▸ **Work request**: What is needed is every line of the data that includes the word "footer". Please copy each one.
○ ○ ○ ○ ○
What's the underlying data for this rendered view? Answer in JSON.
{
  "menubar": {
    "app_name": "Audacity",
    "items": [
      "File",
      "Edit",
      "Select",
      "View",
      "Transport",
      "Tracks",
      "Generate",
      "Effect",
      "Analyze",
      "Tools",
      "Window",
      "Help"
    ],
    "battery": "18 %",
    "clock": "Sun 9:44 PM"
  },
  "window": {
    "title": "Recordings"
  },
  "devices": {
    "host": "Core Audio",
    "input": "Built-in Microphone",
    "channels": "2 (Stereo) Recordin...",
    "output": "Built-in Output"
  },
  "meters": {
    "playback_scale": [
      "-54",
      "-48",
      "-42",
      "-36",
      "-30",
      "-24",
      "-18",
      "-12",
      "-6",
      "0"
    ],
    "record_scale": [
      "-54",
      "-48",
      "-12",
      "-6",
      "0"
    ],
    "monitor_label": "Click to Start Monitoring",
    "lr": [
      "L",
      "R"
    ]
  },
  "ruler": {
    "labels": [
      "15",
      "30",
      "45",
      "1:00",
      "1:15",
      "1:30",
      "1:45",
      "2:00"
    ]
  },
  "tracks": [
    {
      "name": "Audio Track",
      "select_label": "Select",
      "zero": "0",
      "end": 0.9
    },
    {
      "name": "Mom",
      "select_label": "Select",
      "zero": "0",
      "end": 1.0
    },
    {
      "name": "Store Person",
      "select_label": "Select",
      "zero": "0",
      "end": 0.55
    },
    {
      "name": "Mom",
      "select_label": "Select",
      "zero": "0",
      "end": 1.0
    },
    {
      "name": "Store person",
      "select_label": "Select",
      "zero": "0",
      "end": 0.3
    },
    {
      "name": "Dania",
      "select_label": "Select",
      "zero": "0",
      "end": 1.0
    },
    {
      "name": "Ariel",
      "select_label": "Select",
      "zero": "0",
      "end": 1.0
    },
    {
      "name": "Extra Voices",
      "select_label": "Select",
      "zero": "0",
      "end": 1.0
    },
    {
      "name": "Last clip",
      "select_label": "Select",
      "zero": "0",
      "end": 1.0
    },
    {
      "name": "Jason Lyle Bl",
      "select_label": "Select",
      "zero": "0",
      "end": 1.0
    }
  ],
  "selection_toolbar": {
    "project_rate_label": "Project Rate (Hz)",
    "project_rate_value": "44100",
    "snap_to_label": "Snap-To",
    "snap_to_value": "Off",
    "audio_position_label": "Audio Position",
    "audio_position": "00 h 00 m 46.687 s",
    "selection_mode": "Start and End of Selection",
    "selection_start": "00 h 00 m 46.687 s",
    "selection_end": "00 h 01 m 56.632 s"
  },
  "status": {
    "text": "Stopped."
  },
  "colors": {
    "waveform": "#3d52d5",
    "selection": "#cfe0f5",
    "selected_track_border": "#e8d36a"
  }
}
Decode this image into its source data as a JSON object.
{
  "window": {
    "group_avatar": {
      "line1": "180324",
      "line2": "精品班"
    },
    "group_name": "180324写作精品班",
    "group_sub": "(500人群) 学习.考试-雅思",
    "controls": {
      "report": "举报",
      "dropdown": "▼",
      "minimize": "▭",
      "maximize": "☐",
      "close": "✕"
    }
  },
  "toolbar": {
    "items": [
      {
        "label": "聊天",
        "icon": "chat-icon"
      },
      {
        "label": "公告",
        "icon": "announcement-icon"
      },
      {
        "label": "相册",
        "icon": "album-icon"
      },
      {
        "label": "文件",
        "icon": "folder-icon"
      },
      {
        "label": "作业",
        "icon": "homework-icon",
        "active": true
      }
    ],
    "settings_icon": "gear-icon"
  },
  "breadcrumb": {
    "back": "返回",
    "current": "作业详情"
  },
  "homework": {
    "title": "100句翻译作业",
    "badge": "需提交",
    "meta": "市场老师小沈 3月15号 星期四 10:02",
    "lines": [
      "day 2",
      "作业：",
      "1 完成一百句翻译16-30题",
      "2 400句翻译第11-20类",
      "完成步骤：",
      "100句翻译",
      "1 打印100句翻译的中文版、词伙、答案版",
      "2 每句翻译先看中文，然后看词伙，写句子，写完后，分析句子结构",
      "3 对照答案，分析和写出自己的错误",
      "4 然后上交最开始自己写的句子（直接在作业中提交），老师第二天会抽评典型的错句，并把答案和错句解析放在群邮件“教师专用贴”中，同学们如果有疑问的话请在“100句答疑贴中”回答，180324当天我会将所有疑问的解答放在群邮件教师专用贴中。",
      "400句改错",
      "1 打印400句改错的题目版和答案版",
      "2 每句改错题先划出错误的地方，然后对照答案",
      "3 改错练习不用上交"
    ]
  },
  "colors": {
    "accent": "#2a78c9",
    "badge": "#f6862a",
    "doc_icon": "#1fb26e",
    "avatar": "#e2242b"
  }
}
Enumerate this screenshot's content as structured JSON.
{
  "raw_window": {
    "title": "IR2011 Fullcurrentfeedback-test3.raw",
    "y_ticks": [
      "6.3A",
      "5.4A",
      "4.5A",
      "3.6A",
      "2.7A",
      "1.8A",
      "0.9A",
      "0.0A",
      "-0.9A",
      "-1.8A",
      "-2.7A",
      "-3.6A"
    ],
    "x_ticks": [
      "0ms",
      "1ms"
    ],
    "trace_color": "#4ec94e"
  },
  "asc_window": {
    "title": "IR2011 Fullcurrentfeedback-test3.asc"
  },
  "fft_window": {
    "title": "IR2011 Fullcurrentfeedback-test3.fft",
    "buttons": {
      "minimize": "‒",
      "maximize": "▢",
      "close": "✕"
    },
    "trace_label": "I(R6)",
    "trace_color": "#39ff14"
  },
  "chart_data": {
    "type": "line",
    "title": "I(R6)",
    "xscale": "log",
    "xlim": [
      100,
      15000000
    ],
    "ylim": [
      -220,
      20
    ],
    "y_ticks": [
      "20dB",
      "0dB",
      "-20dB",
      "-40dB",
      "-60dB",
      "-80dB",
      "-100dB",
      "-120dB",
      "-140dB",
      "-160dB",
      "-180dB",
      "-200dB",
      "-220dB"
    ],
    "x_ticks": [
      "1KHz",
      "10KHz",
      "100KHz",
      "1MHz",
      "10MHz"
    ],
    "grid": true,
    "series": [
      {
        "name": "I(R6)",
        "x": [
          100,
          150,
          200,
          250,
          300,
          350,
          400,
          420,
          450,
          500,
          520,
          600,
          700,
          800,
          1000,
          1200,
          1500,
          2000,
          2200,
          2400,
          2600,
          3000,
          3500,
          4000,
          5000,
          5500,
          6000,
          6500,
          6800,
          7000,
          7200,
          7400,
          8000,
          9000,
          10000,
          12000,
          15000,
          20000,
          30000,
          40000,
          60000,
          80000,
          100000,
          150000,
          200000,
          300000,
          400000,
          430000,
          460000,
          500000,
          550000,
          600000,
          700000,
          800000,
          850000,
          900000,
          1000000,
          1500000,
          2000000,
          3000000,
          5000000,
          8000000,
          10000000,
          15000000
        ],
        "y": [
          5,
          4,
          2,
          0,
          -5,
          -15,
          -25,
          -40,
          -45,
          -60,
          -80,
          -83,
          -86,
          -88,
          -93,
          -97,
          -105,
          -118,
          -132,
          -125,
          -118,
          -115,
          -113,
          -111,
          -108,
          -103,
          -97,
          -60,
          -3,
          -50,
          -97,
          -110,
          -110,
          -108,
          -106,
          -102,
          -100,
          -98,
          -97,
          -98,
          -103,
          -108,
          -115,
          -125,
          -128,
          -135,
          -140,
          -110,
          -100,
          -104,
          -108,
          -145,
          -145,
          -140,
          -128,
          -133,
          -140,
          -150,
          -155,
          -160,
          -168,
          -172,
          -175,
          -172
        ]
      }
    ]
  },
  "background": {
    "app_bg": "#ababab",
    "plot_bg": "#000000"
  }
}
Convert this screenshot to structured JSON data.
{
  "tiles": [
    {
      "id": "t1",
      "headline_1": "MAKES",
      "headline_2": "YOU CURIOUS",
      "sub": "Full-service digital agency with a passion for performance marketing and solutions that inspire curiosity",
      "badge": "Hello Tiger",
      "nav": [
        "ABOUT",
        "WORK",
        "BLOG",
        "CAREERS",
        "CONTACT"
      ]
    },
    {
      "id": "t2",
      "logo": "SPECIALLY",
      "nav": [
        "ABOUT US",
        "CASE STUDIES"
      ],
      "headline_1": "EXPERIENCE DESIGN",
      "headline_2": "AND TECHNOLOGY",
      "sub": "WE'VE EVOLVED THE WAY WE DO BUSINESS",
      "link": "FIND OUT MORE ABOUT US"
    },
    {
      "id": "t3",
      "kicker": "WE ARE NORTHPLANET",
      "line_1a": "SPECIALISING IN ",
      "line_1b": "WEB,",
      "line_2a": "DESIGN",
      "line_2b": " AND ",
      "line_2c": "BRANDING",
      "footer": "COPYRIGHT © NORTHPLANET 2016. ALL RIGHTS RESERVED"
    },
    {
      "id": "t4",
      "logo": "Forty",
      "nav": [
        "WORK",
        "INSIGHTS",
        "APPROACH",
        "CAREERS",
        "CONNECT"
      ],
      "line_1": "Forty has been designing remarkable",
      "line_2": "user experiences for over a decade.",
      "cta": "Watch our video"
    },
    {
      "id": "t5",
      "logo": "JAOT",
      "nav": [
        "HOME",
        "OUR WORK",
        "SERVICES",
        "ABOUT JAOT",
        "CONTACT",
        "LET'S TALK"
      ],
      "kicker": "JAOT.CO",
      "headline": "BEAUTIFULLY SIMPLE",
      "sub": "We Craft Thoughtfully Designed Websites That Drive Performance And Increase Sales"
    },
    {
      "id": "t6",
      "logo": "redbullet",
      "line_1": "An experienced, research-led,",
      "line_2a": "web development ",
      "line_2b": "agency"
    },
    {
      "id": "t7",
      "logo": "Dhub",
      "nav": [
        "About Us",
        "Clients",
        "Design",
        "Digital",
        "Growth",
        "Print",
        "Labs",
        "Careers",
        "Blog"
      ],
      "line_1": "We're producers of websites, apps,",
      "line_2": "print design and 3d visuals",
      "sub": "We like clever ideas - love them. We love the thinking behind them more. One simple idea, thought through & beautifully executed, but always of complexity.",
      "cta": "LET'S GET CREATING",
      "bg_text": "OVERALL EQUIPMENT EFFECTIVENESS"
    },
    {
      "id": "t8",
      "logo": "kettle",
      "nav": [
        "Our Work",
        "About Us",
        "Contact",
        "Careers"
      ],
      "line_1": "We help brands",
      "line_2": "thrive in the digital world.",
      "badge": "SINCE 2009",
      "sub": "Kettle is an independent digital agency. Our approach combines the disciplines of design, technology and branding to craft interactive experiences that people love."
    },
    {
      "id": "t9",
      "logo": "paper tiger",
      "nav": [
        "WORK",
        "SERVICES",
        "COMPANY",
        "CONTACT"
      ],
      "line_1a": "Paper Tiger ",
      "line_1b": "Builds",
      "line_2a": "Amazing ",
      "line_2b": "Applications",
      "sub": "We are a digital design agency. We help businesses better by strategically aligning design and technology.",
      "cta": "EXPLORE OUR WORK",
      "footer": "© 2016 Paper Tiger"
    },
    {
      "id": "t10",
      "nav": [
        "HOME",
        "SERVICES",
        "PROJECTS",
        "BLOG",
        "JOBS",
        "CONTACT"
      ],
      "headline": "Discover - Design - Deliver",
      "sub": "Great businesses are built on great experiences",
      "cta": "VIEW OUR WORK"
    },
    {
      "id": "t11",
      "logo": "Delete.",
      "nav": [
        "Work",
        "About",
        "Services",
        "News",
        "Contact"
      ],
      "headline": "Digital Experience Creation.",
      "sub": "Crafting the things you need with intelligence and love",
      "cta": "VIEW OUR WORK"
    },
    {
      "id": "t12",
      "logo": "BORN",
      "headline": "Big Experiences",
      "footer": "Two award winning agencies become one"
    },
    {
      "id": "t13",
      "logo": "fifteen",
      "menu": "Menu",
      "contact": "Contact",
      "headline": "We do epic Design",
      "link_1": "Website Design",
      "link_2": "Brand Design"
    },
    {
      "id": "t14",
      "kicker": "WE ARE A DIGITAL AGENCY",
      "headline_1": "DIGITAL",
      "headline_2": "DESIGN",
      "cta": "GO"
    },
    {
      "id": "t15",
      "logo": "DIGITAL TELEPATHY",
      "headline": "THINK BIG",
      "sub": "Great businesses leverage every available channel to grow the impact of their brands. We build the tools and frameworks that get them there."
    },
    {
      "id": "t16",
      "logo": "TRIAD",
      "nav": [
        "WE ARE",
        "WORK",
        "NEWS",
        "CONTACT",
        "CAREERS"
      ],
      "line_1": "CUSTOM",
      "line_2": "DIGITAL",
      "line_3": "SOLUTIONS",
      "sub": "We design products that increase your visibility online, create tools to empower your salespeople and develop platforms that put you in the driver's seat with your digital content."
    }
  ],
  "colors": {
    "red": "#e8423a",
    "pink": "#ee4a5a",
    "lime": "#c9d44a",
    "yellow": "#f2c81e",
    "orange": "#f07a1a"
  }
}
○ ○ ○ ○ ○
▸ **Reply to the exercise**:
      "footer": "COPYRIGHT © NORTHPLANET 2016. ALL RIGHTS RESERVED"
      "footer": "© 2016 Paper Tiger"
      "footer": "Two award winning agencies become one"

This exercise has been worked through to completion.